In an unusually bold act of defiance, some protesters in Tehran and elsewhere called for the resignation of Iran’s supreme leader, Ayatollah Ali Khamenei, and witnesses described crowds chanting, “Death to the dictator” and “Clerics should get lost.”
Video shared on social media showed the police in Tehran firing water cannons to try to disperse demonstrators in Ferdowsi Square, Reuters reported, although the footage could not be independently confirmed.
Two protesters were reported killed in recent days in the city of Dorud, and there were reports of dozens arrested across Iran.
With the Iranian news media tightly controlled, it remained difficult to assess the extent of the protests. But they were clearly severe enough that Mr. Rouhani felt the need to respond.
State television also said the authorities would temporarily restrict access to Instagram and the messaging app Telegram, to “maintain peace.” Reports about the demonstrations were being spread on such platforms.
The protests flared against the backdrop of a deep economic malaise in Iran, punctuated by rising prices and high unemployment, especially among young people.
Mr. Rouhani decisively won re-election in May, partly on Iranian hopes that his successful negotiation of a landmark nuclear agreement in 2015 with big foreign powers, including the United States, would lead to an economic renaissance and greater prosperity in the nation of 80 million.
Those hopes, however, have so far turned into disappointment. Despite the relaxation of nuclear-related economic sanctions and increased sales of oil — Iran’s most important export — core American restrictions including a ban on Iranian use of the United States banking system remain in place, severely limiting Iran’s efforts to become less isolated economically.
While a few big name multinational corporations like France’s Total and Renault have engaged with Iran since the nuclear deal took effect, many foreign companies are reluctant to make big commitments in the country. And President Trump’s threats to scrap the nuclear agreement have given potential investors in Iran more reason to hesitate.
Mr. Rouhani’s failure to improve people’s livelihoods has been further aggravated by recent price spikes in staples like eggs, coupled with the government’s plans to sharply reduce subsidies that many Iranians are accustomed to receiving. So resentment toward the government over economic issues is not unexpected.
While the Iranian authorities appear to have been surprised by the spontaneity and speed of the demonstrations, outside analysts have little doubt that Mr. Khamenei and his subordinates would use force to suppress them if they felt it necessary. And there is little to suggest that the protesters have leaders or a cohesive message, like those in the 2009 uprising.

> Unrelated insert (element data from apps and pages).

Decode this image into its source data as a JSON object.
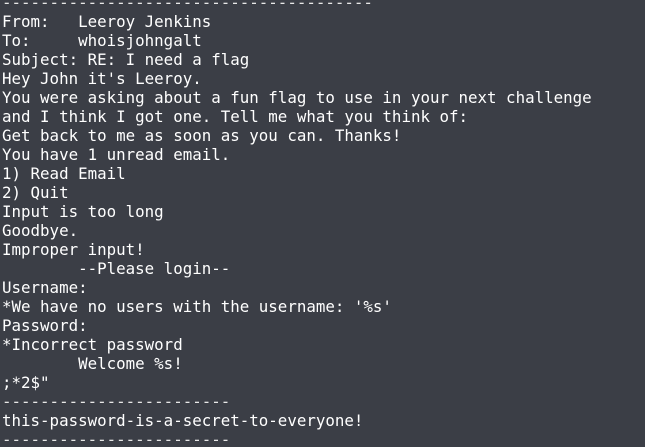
{
  "terminal": {
    "lines": [
      "---------------------------------------",
      "From:   Leeroy Jenkins",
      "To:     whoisjohngalt",
      "Subject: RE: I need a flag",
      "Hey John it's Leeroy.",
      "You were asking about a fun flag to use in your next challenge",
      "and I think I got one. Tell me what you think of:",
      "Get back to me as soon as you can. Thanks!",
      "You have 1 unread email.",
      "1) Read Email",
      "2) Quit",
      "Input is too long",
      "Goodbye.",
      "Improper input!",
      "        --Please login--",
      "Username: ",
      "*We have no users with the username: '%s'",
      "Password: ",
      "*Incorrect password",
      "        Welcome %s!",
      ";*2$\"",
      "------------------------",
      "this-password-is-a-secret-to-everyone!",
      "------------------------"
    ]
  },
  "colors": {
    "background": "#3b3e46",
    "text": "#ffffff"
  }
}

“The ongoing protests, by contrast, show no well-defined demands, no leadership or organization, and are diffuse around Iran,” Cliff Kupchan, the chairman of the Eurasia Group, a Washington-based political risk consultancy, said in an advisory emailed to clients on Sunday. But he also cautioned: “unrest is admittedly unpredictable — coming days could take unexpected turns. Signposts of a surprise include; a leader or small group of leaders emerging, a defined manifesto, and much larger protests.”
President Trump doubled down on his frequent criticism of the Iranian government on Sunday. He posted on Twitter: “The people are finally getting wise as to how their money and wealth is being stolen and squandered on terrorism. Looks like they will not take it any longer. The USA is watching very closely for human rights violations!”
In an apparent response to Mr. Trump on Sunday, Mr. Rouhani said: “This man who today in America wants to sympathize with our people has forgotten that a few months ago he called the Iranian nation terrorist,” according to PressTV. “This person who is against the Iranian nation from head to toe has no right to feel sorry for the people of Iran.”
Senator Lindsey Graham, Republican of South Carolina, said he had talked to President Trump on the phone on Sunday morning to urge him to be more forceful with the Iranian government. “It’s not enough to watch,” Mr. Graham said on CBS’s “Face the Nation.” “President Trump is tweeting very sympathetically to the Iranian people. But you just can’t tweet here. You have to lay out a plan.”
Mr. Trump later tweeted about Iran’s blocking of some social media, saying it was keeping peaceful demonstrators from communicating. He added, “Not good!”
On Sunday, Telegram’s chief executive, Pavel Durov, confirmed that the app had been blocked, posting a statement on Twitter that said, “Iranian authorities started blocking Telegram in Iran today after we publicly refused to shut down channels of peaceful Iranian protesters.”
He added: “We are proud that Telegram is used by thousands of massive opposition channels all over the world. We consider freedom of speech an undeniable human right, and would rather get blocked in a country by its authorities than limit peaceful expression of alternative opinions.”